:: TASK INSTRUCTIONS ::
Each entry must be printed again without a single change.

:: PROVIDED INFORMATION ::
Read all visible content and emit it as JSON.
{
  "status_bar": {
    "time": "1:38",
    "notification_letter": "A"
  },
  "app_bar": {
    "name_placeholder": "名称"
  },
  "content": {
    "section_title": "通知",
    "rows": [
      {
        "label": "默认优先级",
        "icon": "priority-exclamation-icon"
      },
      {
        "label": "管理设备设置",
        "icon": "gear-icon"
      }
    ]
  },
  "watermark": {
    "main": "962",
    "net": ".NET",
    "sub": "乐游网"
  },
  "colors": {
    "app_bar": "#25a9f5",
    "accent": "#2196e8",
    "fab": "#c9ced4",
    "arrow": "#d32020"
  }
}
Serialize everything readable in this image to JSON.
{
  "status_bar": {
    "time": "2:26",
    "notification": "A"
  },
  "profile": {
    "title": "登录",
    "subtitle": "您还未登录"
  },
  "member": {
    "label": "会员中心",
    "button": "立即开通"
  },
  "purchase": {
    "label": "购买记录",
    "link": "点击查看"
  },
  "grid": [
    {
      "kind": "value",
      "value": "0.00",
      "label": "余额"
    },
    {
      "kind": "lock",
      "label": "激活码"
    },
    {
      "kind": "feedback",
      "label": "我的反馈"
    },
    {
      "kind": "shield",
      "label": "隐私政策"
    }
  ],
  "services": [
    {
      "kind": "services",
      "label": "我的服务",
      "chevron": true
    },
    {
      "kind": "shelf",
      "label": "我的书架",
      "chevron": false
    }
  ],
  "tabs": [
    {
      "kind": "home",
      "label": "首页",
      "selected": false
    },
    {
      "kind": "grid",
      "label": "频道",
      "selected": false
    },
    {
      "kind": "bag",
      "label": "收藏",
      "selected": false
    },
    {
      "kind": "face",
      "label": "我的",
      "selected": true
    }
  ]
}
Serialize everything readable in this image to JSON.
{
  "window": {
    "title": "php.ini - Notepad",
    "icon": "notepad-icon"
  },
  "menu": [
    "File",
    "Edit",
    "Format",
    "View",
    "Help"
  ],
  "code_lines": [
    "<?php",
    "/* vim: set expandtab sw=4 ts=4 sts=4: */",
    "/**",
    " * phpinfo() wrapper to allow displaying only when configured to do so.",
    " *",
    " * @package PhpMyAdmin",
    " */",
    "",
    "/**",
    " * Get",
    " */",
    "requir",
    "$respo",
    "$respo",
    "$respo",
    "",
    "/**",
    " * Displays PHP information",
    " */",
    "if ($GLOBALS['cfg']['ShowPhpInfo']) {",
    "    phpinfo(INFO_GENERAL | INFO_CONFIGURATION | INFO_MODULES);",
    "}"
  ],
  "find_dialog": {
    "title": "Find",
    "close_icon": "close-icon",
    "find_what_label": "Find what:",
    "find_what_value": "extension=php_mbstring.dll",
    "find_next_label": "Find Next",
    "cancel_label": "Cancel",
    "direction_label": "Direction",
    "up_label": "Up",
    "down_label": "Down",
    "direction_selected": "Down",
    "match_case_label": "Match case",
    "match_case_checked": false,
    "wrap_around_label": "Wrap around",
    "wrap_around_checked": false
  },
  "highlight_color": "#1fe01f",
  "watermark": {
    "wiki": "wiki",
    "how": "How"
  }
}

:: EXERCISE RESULT ::
Read all visible content and emit it as JSON.
{
  "status_bar": {
    "time": "1:38",
    "notification_letter": "A"
  },
  "app_bar": {
    "name_placeholder": "名称"
  },
  "content": {
    "section_title": "通知",
    "rows": [
      {
        "label": "默认优先级",
        "icon": "priority-exclamation-icon"
      },
      {
        "label": "管理设备设置",
        "icon": "gear-icon"
      }
    ]
  },
  "watermark": {
    "main": "962",
    "net": ".NET",
    "sub": "乐游网"
  },
  "colors": {
    "app_bar": "#25a9f5",
    "accent": "#2196e8",
    "fab": "#c9ced4",
    "arrow": "#d32020"
  }
}
Serialize everything readable in this image to JSON.
{
  "status_bar": {
    "time": "2:26",
    "notification": "A"
  },
  "profile": {
    "title": "登录",
    "subtitle": "您还未登录"
  },
  "member": {
    "label": "会员中心",
    "button": "立即开通"
  },
  "purchase": {
    "label": "购买记录",
    "link": "点击查看"
  },
  "grid": [
    {
      "kind": "value",
      "value": "0.00",
      "label": "余额"
    },
    {
      "kind": "lock",
      "label": "激活码"
    },
    {
      "kind": "feedback",
      "label": "我的反馈"
    },
    {
      "kind": "shield",
      "label": "隐私政策"
    }
  ],
  "services": [
    {
      "kind": "services",
      "label": "我的服务",
      "chevron": true
    },
    {
      "kind": "shelf",
      "label": "我的书架",
      "chevron": false
    }
  ],
  "tabs": [
    {
      "kind": "home",
      "label": "首页",
      "selected": false
    },
    {
      "kind": "grid",
      "label": "频道",
      "selected": false
    },
    {
      "kind": "bag",
      "label": "收藏",
      "selected": false
    },
    {
      "kind": "face",
      "label": "我的",
      "selected": true
    }
  ]
}
Serialize everything readable in this image to JSON.
{
  "window": {
    "title": "php.ini - Notepad",
    "icon": "notepad-icon"
  },
  "menu": [
    "File",
    "Edit",
    "Format",
    "View",
    "Help"
  ],
  "code_lines": [
    "<?php",
    "/* vim: set expandtab sw=4 ts=4 sts=4: */",
    "/**",
    " * phpinfo() wrapper to allow displaying only when configured to do so.",
    " *",
    " * @package PhpMyAdmin",
    " */",
    "",
    "/**",
    " * Get",
    " */",
    "requir",
    "$respo",
    "$respo",
    "$respo",
    "",
    "/**",
    " * Displays PHP information",
    " */",
    "if ($GLOBALS['cfg']['ShowPhpInfo']) {",
    "    phpinfo(INFO_GENERAL | INFO_CONFIGURATION | INFO_MODULES);",
    "}"
  ],
  "find_dialog": {
    "title": "Find",
    "close_icon": "close-icon",
    "find_what_label": "Find what:",
    "find_what_value": "extension=php_mbstring.dll",
    "find_next_label": "Find Next",
    "cancel_label": "Cancel",
    "direction_label": "Direction",
    "up_label": "Up",
    "down_label": "Down",
    "direction_selected": "Down",
    "match_case_label": "Match case",
    "match_case_checked": false,
    "wrap_around_label": "Wrap around",
    "wrap_around_checked": false
  },
  "highlight_color": "#1fe01f",
  "watermark": {
    "wiki": "wiki",
    "how": "How"
  }
}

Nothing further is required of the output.